Election 2015: Brand urges people to 'vote Labour'

  • Published
Media caption,

Ed Miliband said the interview with Russell Brand was aimed at reaching people turned off by politics

Comedian Russell Brand, who has previously urged people not to vote, has thrown his weight behind Labour.

Aside from endorsing Green candidate Caroline Lucas in Brighton, he said people outside Scotland had "got to vote Labour".

Scottish voters, he said, "don't need an English person telling you what to do".

Brand's comments follow an interview with Labour leader Ed Miliband - which David Cameron described as "a joke".

But Brand hit back that there was nothing funny about what the Tories have "been doing to this country"

Brand gave his endorsement on his YouTube Channel The Trews following an interview with Mr Miliband, among other politicians, in his east London home.

Community activism

He accepted he had been "Mr Don't Vote", but stressed: "What I heard Ed Miliband say is if we speak, he'll listen, so on that basis I think we have got no choice but to take decisive action to end the danger of the Conservative Party.

"David Cameron might think I'm a joke, but I don't think there's anything funny about what the Conservative Party has been doing to this country - and we have to stop them.

"If you're in Brighton, I think it would be a travesty if we lost the voice of Caroline Lucas in Westminster, but anywhere else you have got to vote Labour.

"We have got to get the Conservative Party out of government in this country so that we can begin community activism, so we can be heard continually."

End of a revolution?

Mr Cameron has said he "did not have time to hang out" with Mr Brand, a comedian and actor, who has become a high-profile, alternative voice on the political scene.

The celebrity has campaigned against inequality, benefit cuts and corporate tax avoidance, and has spoken up on behalf of the rights of housing tenants.

Online reaction: "Sell out!" "Finally!"

Image source, Twitter

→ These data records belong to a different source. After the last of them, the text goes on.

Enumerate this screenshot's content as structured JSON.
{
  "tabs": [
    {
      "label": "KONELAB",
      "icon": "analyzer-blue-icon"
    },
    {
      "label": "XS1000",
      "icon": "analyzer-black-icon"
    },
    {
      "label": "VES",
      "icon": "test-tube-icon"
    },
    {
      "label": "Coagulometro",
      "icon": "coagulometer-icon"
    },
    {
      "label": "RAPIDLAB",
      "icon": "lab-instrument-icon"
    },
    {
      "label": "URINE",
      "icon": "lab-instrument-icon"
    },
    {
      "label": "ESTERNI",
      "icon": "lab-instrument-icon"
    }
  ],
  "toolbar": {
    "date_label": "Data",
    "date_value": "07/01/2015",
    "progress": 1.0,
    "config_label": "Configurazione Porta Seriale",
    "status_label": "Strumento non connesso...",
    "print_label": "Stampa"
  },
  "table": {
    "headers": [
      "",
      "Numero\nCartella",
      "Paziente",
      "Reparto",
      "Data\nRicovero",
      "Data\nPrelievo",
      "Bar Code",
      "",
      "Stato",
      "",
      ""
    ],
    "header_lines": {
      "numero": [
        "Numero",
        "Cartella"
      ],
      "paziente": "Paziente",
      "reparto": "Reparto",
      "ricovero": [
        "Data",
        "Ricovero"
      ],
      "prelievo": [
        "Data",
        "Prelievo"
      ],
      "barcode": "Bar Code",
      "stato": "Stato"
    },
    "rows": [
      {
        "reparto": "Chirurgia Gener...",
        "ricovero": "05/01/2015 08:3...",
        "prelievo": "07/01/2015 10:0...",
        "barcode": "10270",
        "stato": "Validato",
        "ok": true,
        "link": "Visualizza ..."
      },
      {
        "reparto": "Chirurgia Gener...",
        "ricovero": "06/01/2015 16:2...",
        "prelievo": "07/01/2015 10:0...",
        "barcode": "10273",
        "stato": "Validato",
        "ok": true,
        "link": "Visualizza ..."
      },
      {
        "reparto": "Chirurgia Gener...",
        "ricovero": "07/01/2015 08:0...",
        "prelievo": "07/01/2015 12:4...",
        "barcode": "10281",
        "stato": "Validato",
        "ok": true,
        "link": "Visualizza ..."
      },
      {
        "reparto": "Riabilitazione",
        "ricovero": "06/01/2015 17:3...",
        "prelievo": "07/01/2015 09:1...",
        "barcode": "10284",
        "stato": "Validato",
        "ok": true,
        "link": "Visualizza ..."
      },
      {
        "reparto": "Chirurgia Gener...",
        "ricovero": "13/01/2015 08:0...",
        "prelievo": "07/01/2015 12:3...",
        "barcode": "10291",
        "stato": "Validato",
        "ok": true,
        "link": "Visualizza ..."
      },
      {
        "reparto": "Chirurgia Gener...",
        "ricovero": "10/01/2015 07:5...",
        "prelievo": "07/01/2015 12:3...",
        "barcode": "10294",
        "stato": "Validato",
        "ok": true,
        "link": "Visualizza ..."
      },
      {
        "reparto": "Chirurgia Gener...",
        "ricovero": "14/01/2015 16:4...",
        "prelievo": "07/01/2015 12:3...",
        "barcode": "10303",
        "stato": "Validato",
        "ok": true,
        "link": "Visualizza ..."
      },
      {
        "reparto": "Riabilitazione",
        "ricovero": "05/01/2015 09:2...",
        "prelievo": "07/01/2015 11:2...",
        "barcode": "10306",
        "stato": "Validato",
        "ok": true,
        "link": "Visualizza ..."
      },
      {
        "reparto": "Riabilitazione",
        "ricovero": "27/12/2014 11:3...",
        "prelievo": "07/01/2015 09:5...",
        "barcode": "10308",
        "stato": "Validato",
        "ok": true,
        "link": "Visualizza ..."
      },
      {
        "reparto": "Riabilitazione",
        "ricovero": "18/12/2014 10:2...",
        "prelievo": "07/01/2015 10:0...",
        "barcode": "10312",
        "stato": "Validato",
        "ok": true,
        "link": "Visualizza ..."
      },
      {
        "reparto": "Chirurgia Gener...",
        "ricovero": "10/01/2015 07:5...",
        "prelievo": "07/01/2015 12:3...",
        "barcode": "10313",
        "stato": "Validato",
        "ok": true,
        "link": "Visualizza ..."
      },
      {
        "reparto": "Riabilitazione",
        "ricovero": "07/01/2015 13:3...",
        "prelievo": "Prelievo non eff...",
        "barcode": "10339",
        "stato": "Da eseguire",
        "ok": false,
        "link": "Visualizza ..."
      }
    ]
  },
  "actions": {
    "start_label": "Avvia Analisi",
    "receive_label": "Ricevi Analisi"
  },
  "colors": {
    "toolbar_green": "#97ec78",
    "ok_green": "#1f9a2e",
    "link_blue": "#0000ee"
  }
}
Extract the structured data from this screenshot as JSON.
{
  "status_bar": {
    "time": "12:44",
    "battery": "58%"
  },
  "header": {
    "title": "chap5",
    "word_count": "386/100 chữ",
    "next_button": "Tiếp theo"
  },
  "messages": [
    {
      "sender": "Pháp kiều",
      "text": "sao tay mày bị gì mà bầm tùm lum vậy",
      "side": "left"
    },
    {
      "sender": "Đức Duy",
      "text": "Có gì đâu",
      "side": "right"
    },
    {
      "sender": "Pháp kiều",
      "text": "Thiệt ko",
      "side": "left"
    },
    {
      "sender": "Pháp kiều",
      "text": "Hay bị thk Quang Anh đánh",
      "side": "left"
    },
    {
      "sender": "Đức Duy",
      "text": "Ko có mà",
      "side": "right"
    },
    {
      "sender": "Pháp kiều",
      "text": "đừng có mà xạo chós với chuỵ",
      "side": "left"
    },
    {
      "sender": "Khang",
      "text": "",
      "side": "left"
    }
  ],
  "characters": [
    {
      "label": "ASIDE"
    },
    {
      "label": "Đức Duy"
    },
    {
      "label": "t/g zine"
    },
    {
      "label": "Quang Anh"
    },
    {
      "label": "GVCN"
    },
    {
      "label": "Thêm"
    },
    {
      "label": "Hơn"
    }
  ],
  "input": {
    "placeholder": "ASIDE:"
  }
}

Russell Brand's U-turn was heralded on Twitter as brave and honourable almost as quickly as he was branded a hypocrite and a sell out - but more importantly, hasn't he left it a bit late? After all, the deadline for registering to vote was a fortnight ago... Read more.

The former drug addict has also called for a new approach to drug taking, which he says should be treated as a health, rather than a criminal, matter.

He resigned from his BBC Radio 2 programme in 2008 after he and fellow presenter Jonathan Ross made obscene comments in prank calls to actor Andrew Sachs.

In a 2013 Newsnight interview with Jeremy Paxman, Brand said he had never voted because of "absolute indifference and weariness and exhaustion from the lies, treachery and deceit of the political class".

In the same interview, the actor called for people to shun the ballot box and pursue a "revolution" against the political elites.

He was heavily criticised for his non-voting stance from across the political spectrum, and his latest intervention comes two weeks after the deadline to register to vote on 7 May.

A full list of candidates standing in Brighton Pavilion can be seen here.

Image source, Getty Images

The best of BBC News' Election 2015 specials